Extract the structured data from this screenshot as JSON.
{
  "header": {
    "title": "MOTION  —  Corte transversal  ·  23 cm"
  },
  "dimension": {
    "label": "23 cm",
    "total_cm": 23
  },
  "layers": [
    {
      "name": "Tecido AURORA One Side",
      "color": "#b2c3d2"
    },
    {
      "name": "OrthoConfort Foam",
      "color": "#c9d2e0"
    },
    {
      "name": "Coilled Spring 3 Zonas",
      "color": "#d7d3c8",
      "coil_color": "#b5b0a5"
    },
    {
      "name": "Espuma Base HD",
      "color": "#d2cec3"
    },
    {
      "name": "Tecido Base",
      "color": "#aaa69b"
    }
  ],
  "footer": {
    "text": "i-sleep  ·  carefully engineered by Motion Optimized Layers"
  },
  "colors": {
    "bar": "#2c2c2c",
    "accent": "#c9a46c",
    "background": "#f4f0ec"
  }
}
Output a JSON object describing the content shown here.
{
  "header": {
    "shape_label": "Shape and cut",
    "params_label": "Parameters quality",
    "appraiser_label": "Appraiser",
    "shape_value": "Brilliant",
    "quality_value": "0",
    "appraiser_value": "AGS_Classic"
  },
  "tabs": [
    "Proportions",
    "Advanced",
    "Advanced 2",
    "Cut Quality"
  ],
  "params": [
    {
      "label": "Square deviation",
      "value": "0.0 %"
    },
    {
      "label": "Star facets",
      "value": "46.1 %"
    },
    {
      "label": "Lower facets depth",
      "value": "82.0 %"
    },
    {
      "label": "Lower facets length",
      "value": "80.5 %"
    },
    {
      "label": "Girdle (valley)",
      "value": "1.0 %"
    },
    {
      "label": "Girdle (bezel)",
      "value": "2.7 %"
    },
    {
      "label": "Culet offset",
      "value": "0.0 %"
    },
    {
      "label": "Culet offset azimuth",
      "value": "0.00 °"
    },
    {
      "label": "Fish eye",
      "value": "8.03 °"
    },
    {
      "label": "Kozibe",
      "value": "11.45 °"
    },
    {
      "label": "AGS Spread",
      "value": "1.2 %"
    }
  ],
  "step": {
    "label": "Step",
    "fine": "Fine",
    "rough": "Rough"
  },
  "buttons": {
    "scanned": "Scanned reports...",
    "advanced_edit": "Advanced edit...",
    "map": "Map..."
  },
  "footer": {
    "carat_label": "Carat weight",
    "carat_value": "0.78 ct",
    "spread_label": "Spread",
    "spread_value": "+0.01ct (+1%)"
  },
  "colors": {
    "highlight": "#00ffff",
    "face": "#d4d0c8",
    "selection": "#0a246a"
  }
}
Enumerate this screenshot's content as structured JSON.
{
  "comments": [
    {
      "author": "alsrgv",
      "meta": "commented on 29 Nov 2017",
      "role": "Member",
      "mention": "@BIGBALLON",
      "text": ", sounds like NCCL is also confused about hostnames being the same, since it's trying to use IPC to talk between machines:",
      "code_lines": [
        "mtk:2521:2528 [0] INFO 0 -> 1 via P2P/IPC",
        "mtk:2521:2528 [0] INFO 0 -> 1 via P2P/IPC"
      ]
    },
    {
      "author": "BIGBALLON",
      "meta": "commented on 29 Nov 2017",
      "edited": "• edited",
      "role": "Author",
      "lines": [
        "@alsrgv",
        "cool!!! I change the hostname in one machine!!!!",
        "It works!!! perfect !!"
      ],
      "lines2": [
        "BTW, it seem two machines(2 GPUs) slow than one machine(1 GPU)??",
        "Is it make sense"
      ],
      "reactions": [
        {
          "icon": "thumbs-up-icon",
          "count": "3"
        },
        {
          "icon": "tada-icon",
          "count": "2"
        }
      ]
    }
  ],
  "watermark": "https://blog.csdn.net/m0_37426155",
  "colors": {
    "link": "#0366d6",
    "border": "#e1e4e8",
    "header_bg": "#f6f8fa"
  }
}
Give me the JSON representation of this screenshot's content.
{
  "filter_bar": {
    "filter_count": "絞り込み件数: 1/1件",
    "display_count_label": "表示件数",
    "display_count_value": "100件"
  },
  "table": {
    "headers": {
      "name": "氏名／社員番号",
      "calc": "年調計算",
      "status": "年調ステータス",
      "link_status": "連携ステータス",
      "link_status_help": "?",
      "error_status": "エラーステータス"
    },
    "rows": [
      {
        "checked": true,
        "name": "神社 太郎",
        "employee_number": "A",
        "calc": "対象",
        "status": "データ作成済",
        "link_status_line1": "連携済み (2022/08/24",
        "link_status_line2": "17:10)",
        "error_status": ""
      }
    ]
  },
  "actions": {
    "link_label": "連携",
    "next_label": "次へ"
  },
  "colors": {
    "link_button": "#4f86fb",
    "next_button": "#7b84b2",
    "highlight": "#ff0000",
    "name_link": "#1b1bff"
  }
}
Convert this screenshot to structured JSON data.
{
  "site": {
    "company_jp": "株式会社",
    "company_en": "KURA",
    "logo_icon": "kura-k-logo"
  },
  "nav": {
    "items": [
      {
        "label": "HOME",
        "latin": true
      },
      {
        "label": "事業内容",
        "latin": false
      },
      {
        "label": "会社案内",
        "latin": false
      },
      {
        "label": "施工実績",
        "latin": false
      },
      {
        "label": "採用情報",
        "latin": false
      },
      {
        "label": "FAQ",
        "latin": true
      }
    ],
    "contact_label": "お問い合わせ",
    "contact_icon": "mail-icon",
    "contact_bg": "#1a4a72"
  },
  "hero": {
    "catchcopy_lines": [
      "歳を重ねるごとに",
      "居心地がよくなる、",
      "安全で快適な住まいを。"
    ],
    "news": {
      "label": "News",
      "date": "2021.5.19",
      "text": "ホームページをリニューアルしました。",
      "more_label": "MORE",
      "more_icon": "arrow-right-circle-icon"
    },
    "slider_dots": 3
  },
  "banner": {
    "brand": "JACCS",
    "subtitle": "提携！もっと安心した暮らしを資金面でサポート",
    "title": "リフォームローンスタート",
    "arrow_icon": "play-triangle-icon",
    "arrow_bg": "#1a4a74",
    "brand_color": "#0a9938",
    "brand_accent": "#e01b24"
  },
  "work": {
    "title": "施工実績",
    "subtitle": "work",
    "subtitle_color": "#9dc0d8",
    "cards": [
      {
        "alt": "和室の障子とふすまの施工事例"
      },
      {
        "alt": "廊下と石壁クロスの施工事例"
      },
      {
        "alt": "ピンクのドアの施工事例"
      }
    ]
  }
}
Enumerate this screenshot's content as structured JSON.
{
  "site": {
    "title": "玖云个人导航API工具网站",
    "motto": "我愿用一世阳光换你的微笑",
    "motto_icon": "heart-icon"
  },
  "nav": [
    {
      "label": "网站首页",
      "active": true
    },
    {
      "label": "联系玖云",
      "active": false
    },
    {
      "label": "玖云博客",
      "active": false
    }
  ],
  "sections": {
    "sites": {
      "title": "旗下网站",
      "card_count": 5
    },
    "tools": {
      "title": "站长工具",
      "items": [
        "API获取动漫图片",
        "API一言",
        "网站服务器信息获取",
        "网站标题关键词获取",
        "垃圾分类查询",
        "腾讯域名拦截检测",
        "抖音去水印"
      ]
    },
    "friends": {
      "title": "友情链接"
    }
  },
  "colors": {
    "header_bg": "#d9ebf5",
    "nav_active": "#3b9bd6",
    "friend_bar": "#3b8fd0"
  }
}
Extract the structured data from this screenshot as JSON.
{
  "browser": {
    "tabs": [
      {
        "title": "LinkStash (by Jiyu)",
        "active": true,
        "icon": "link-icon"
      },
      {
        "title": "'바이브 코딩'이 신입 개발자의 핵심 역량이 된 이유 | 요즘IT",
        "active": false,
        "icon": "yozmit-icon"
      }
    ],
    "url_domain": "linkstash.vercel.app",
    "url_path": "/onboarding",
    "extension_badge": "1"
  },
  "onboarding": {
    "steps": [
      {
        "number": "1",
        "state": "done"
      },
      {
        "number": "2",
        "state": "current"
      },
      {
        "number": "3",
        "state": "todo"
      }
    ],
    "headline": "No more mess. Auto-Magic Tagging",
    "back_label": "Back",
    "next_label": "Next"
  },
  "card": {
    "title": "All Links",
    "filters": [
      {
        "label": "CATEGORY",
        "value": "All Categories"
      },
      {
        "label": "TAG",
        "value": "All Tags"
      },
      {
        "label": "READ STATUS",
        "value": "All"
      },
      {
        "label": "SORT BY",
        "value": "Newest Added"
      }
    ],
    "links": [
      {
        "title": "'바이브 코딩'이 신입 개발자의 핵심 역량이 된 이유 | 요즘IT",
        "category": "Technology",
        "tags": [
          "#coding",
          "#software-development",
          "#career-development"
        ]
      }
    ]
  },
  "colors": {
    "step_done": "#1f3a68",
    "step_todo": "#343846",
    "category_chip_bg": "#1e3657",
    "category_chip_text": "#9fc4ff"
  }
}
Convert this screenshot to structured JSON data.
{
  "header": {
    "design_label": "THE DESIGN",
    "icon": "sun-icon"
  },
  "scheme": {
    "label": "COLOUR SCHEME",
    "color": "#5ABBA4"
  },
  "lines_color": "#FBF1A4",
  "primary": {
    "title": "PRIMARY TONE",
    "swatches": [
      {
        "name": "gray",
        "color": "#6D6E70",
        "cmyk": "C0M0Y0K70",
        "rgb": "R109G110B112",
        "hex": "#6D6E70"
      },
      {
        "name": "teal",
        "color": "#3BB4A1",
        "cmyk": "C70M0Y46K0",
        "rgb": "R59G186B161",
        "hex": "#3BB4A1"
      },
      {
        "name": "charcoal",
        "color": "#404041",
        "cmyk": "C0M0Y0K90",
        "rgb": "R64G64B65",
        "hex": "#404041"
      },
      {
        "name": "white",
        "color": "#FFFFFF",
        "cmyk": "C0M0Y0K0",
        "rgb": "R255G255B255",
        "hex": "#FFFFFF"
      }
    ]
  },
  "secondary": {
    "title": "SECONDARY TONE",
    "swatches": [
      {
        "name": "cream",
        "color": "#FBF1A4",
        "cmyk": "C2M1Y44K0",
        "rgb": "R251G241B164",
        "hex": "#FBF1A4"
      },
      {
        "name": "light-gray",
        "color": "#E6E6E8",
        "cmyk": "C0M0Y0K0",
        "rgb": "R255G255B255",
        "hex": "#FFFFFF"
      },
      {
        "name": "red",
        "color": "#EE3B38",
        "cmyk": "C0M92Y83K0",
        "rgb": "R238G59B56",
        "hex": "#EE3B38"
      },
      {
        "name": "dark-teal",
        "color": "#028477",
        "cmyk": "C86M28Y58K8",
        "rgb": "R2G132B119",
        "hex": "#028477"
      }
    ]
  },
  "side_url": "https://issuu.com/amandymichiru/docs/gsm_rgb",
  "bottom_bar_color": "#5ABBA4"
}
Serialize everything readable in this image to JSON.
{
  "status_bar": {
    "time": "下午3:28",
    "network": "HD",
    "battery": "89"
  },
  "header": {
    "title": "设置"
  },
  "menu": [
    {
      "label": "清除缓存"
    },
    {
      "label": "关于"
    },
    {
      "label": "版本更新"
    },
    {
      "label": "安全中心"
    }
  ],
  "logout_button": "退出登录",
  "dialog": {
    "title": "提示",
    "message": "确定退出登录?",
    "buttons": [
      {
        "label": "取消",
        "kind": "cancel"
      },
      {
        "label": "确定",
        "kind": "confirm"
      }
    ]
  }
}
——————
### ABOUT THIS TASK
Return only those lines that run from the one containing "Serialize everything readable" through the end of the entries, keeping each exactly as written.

### SOLUTION TO THIS PROBLEM
Serialize everything readable in this image to JSON.
{
  "status_bar": {
    "time": "下午3:28",
    "network": "HD",
    "battery": "89"
  },
  "header": {
    "title": "设置"
  },
  "menu": [
    {
      "label": "清除缓存"
    },
    {
      "label": "关于"
    },
    {
      "label": "版本更新"
    },
    {
      "label": "安全中心"
    }
  ],
  "logout_button": "退出登录",
  "dialog": {
    "title": "提示",
    "message": "确定退出登录?",
    "buttons": [
      {
        "label": "取消",
        "kind": "cancel"
      },
      {
        "label": "确定",
        "kind": "confirm"
      }
    ]
  }
}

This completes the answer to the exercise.